The enforcing contracts indicator measures the time and cost for resolving a commercial dispute through a local first-instance court, and the quality of judicial processes index, evaluating whether each economy has adopted a series of good practices that promote quality and efficiency in the court system. The most recent round of data collection was completed in May 2018. See the methodology for more information.

Doing Business Reforms

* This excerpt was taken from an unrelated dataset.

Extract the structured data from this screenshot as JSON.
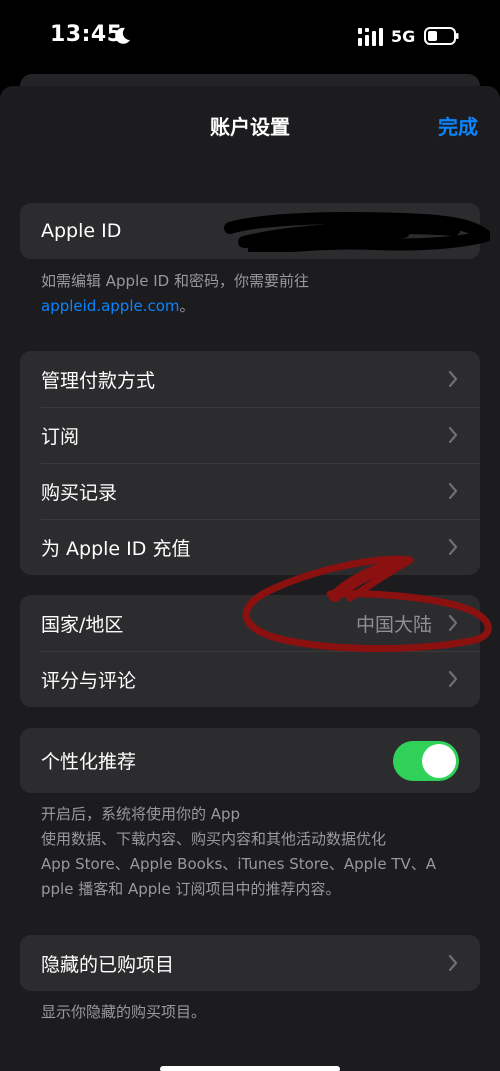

A judicial system that provides effective commercial dispute resolution is crucial to a healthy economy (1). Forty-nine economies worldwide made enforcing contracts easier in 2017/18, the highest rate of improvement ever recorded by Doing Business in this area. The expansion of the alternative dispute resolution (ADR) framework was the most common reform feature, mainly owing to improvements in the 17 member states of the Organization for the Harmonization of Business Law in Africa (known by its French acronym OHADA). The organization adopted a Uniform Act on Mediation in 2017, filling a legislative void that existed in most OHADA member states by introducing mediation as an amicable mode of dispute settlement. The OHADA Uniform Act adopts a broad scope of application by covering conventional and judicial mediation and sets out the guiding principles for the conduct of mediation.

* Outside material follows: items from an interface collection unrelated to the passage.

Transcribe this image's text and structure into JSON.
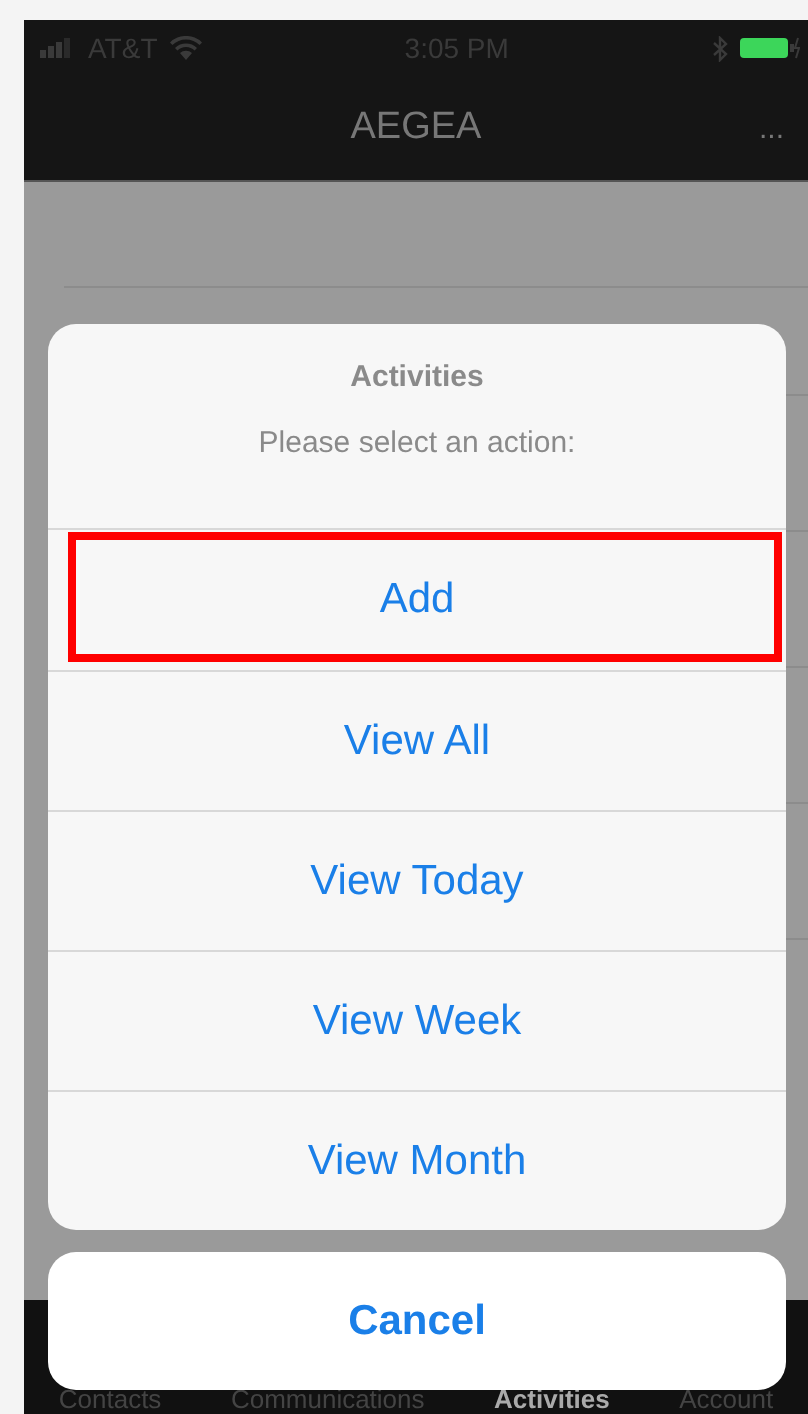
{
  "status_bar": {
    "carrier": "AT&T",
    "time": "3:05 PM"
  },
  "nav_bar": {
    "title": "AEGEA",
    "menu": "..."
  },
  "tab_bar": [
    {
      "label": "Contacts",
      "selected": false
    },
    {
      "label": "Communications",
      "selected": false
    },
    {
      "label": "Activities",
      "selected": true
    },
    {
      "label": "Account",
      "selected": false
    }
  ],
  "action_sheet": {
    "title": "Activities",
    "message": "Please select an action:",
    "actions": [
      {
        "label": "Add",
        "highlighted": true
      },
      {
        "label": "View All",
        "highlighted": false
      },
      {
        "label": "View Today",
        "highlighted": false
      },
      {
        "label": "View Week",
        "highlighted": false
      },
      {
        "label": "View Month",
        "highlighted": false
      }
    ],
    "cancel": "Cancel"
  }
}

The economies which improved the most this year in the area of enforcing contracts are Puerto Rico (territory of the United States), Niger and Denmark. Puerto Rico (territory of the United States) developed a web-based platform that offers lawyers a single access point for electronic filing of the initial complaint in civil matters and electronic payment of court fees. The system also allows lawyers and judges to manage case files actively throughout the litigation process. Since its inception in 2014, the system has gradually been developed and broadened to become operational in 11 out of the 13 Puerto Rican Judicial Districts. Denmark started the digitalization process of the civil courts’ system in 2015, which culminated in the implementation of a system that enables civil courts and parties to civil cases to apply an internet-based case portal for the submission and treatment of cases. The project started in 2016 with a pilot phase in selected courts and, by February 2018, all courts in Denmark implemented the system. Niger improved in the ease of enforcing contracts in 2017/18 by establishing a small claims procedure and by adopting the OHADA Uniform Act on Mediation. Furthermore, following the creation of a specialized commercial court in 2016, the time for trial and to obtain a judgment decreased.

Other economies strengthened judicial efficiency through the introduction of a specialized commercial court. Djibouti and Ethiopia, for example, introduced dedicated benches to resolve commercial disputes. The Kyrgyz Republic, Slovenia, Sri Lanka, and Ukraine strengthened their respective regulatory environments by amending civil procedure rules to introduce a pre-trial conference as part of the case management techniques used in court.

1. Ramello, Giovanni, and Stephen Voigt, 2012. “The Economics of Efficiency and the Judicial System”. International Review of Law and Economics 32: 1-2.



= Doing Business reform making it easier to do business. = Change making it more difficult to do business.